Shamans consider Phantom Quartz to be the light stone. It symbolizes the light residing in every person. Toltec philosophy claims that every living being is a light being, which means all organisms come from the same source and are interconnected.
But our light can get dimmed and often not seen by the naked eye. This causes us to feel disconnected from others and the world. Phantom Quartz counters this effect. Its light helps restore our bond with every living creature.
Metaphysical Properties of Phantom Quartz
It is believed that the crystal can heighten intuition and create a connection with one’s spirit guide. Phantom Quartz is used to access the angelic realm. It is beneficial in unblocking and activating the third eye and crown chakras. As a result, greater consciousness and spiritual growth is achieved.

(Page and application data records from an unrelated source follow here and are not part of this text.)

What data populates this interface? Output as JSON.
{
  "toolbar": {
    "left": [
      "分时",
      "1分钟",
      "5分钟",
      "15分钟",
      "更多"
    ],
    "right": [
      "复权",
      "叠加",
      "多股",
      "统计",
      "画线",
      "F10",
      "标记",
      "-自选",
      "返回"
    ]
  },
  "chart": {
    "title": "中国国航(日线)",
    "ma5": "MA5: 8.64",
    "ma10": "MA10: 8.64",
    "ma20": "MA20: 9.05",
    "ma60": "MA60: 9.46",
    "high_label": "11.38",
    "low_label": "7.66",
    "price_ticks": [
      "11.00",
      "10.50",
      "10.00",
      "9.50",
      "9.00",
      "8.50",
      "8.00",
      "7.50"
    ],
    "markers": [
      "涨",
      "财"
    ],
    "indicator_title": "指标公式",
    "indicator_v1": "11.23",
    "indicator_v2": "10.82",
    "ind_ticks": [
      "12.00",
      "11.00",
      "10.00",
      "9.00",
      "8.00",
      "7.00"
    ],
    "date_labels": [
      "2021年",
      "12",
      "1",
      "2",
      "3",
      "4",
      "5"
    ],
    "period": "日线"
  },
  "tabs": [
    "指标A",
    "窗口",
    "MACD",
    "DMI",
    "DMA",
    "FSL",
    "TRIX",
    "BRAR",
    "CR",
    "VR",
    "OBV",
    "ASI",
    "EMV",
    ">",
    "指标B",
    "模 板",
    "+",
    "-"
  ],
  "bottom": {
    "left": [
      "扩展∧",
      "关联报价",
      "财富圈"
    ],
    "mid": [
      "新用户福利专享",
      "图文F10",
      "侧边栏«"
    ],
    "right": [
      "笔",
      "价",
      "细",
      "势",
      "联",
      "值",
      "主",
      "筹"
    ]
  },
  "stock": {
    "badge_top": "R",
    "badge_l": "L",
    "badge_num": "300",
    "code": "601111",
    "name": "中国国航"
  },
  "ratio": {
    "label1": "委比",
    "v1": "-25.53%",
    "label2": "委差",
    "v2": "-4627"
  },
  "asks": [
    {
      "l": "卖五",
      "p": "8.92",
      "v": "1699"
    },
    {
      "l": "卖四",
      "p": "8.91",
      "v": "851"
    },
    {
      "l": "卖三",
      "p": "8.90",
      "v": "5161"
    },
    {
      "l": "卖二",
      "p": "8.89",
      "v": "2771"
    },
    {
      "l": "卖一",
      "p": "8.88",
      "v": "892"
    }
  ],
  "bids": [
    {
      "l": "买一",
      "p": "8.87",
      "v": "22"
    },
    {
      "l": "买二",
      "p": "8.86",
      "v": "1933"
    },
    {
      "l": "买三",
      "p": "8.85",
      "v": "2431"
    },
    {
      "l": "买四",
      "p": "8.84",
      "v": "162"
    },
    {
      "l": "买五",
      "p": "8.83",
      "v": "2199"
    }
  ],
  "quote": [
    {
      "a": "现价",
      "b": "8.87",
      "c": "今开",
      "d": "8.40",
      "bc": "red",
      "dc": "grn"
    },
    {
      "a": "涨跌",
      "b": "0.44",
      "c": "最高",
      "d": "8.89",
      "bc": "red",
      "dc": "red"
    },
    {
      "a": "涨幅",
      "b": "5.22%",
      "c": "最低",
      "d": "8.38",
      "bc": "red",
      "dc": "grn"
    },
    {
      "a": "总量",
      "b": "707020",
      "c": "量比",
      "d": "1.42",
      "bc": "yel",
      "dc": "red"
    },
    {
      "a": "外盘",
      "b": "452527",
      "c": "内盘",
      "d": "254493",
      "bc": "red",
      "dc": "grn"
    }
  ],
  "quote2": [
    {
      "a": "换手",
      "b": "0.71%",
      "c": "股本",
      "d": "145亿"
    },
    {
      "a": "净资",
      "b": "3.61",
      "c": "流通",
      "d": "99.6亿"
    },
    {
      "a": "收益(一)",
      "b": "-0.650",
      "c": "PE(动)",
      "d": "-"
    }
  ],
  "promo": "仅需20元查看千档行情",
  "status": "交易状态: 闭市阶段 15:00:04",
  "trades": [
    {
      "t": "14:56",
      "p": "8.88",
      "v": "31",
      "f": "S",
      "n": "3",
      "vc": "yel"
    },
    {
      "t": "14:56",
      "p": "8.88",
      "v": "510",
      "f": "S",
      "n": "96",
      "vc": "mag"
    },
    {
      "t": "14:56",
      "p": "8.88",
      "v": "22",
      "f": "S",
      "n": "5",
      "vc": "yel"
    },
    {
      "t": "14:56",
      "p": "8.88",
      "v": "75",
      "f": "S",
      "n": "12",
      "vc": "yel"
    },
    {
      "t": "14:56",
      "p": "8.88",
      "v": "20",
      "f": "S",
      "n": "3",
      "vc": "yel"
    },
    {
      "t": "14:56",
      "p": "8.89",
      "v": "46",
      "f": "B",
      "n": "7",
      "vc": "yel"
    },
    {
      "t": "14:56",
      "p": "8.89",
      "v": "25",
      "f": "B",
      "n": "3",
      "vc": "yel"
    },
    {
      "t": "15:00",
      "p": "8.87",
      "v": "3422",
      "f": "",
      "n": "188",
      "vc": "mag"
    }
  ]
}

The crystal also has the ability to balance the root and sacral chakras, the areas that can get blocked by a person’s traumas. Blocked lower chakras can lead to fear and low self-esteem. Phantom Quartz clears out and balances these energy points to replace unproductive energies with love, creativity, sexuality, and stability.
Phantom Quartz is effective at cleansing auras and dispelling negative energies. It helps with personal inner growth and overcome stagnation. It aids and enhances healing abilities and facilitates the elimination of toxins from the body. Phantom Quartz connects to the earth and higher realms.
Phantom Quartz is only found in Minas Gerais, an inland state in southern Brazil known for its wealth of minerals and mining activities.
Phantom quartz crystals have been referred to as ghost crystals, spectre crystals and shadow crystals. The name quartz comes from the Saxon word querklufterz which meant cross vein ore.